» **THE TASK**
Among the entries that follow, find every line with the word "badge" and copy it.

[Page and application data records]
================

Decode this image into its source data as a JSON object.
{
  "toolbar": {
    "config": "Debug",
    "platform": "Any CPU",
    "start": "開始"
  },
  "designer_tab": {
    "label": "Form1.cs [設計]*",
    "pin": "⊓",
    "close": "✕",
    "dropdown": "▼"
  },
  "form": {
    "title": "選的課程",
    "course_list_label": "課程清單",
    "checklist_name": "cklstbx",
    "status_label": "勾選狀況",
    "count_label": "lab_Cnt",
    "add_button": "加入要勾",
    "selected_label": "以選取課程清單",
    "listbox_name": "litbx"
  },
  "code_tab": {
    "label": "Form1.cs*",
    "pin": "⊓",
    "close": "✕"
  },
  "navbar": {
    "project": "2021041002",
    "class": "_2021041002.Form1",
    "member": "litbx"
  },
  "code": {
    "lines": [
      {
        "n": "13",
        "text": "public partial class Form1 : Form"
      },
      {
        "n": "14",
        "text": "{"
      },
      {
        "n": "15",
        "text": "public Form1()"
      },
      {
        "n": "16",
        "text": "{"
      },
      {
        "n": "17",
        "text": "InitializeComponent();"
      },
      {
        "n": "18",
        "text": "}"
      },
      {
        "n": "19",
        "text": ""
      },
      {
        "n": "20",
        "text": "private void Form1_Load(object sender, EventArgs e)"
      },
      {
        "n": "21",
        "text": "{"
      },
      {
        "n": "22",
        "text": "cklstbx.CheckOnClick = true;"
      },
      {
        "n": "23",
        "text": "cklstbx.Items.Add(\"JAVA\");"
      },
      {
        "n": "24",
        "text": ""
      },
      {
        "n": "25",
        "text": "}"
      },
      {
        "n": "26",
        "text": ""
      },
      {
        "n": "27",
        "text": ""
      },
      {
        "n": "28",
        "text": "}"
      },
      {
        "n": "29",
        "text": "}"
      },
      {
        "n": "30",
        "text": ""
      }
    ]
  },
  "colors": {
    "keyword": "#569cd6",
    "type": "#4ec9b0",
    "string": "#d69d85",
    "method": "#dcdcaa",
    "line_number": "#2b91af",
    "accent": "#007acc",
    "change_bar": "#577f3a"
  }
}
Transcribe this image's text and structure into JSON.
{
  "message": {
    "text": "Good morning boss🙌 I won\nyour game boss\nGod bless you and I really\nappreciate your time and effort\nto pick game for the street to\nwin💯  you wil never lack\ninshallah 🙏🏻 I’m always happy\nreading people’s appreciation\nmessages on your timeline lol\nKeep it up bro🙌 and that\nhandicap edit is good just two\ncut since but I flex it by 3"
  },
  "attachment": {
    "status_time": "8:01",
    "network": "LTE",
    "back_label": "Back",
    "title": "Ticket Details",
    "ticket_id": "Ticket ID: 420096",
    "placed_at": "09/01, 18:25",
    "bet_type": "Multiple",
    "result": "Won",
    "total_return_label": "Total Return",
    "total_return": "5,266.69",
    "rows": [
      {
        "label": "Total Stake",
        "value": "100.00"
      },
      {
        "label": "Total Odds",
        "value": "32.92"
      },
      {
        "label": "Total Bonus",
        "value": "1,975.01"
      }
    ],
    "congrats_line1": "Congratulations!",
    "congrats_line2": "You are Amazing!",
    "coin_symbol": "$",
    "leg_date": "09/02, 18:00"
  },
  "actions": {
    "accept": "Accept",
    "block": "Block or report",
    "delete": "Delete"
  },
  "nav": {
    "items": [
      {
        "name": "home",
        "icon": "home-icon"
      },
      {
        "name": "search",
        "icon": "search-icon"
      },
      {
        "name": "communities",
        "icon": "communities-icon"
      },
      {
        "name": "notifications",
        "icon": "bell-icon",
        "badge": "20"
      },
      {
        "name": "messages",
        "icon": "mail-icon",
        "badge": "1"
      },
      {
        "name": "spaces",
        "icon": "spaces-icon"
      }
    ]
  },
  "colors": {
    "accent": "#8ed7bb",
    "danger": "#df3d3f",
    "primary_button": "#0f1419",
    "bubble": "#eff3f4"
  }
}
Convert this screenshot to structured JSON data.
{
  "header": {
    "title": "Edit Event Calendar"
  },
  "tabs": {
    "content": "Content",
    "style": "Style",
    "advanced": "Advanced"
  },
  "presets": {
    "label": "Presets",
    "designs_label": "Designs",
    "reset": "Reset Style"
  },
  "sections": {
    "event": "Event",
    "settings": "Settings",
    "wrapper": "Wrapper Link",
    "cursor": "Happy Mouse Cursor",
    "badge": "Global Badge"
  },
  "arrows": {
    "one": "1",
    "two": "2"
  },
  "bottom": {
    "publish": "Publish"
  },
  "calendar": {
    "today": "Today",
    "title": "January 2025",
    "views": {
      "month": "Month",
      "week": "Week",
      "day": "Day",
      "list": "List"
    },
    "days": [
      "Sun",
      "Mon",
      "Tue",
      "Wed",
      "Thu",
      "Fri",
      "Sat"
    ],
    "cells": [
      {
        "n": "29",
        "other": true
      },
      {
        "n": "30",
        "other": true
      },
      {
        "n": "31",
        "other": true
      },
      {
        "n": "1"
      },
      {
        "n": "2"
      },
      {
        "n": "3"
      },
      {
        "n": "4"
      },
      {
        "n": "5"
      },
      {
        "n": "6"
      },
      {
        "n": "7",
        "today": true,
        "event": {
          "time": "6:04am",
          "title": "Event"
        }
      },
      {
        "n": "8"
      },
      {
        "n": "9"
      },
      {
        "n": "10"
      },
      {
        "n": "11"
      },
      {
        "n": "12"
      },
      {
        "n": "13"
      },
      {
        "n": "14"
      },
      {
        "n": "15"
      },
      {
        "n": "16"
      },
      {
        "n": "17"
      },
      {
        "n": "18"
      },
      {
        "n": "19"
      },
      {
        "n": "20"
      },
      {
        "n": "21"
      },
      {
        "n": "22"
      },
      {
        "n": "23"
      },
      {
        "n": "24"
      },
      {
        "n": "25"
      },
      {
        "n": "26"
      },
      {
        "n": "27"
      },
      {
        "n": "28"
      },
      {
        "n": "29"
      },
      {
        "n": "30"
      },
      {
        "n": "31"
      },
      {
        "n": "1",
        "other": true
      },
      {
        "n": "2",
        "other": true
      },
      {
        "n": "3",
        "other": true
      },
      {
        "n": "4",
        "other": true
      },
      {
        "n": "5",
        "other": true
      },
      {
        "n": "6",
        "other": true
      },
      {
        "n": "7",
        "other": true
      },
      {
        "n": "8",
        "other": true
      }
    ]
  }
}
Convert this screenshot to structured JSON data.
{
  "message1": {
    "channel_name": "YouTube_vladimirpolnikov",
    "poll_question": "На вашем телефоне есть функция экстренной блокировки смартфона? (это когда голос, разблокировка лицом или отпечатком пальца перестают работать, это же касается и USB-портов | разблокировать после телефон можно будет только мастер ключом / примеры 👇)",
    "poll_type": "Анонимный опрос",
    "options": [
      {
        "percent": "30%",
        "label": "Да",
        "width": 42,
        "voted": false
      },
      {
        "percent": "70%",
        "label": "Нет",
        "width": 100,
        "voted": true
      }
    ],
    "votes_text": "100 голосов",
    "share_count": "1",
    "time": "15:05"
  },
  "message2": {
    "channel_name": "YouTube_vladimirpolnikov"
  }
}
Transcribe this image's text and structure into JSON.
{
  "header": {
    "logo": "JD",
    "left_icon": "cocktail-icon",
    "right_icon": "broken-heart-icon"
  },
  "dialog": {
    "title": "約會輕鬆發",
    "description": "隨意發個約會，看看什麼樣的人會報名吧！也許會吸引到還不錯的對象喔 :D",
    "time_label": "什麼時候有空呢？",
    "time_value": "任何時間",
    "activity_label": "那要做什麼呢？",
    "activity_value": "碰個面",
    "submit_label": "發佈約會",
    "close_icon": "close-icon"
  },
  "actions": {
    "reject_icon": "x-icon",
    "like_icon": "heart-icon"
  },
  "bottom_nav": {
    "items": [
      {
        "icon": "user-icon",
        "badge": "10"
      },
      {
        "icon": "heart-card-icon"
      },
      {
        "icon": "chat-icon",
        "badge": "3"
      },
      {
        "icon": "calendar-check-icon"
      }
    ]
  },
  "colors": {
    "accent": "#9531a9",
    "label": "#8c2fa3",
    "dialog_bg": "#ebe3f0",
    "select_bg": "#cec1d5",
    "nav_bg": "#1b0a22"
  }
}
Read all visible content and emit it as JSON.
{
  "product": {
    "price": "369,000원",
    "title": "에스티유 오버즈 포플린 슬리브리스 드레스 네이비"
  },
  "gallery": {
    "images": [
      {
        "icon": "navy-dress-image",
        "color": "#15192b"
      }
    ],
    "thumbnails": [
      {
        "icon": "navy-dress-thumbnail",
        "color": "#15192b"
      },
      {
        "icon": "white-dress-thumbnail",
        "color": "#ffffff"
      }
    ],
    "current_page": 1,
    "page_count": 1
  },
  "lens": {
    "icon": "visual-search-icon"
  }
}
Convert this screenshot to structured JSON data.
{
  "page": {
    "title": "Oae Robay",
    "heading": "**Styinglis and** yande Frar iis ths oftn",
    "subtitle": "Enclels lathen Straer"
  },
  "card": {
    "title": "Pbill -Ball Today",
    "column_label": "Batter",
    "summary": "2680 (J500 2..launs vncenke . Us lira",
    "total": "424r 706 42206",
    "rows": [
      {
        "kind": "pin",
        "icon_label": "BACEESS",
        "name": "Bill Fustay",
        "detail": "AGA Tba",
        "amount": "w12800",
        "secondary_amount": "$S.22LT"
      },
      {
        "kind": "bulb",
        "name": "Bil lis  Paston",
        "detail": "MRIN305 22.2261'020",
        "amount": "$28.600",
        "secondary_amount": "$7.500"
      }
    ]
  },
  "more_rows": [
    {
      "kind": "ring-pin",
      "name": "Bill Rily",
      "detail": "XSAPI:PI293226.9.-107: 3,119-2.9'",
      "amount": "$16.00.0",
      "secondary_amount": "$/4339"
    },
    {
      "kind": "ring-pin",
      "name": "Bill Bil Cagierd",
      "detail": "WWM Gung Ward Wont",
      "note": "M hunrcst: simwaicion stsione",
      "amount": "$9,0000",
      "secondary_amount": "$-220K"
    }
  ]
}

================

» **ANSWER SPACE**
        "badge": "20"
        "badge": "1"
    "badge": "Global Badge"
        "badge": "10"
        "badge": "3"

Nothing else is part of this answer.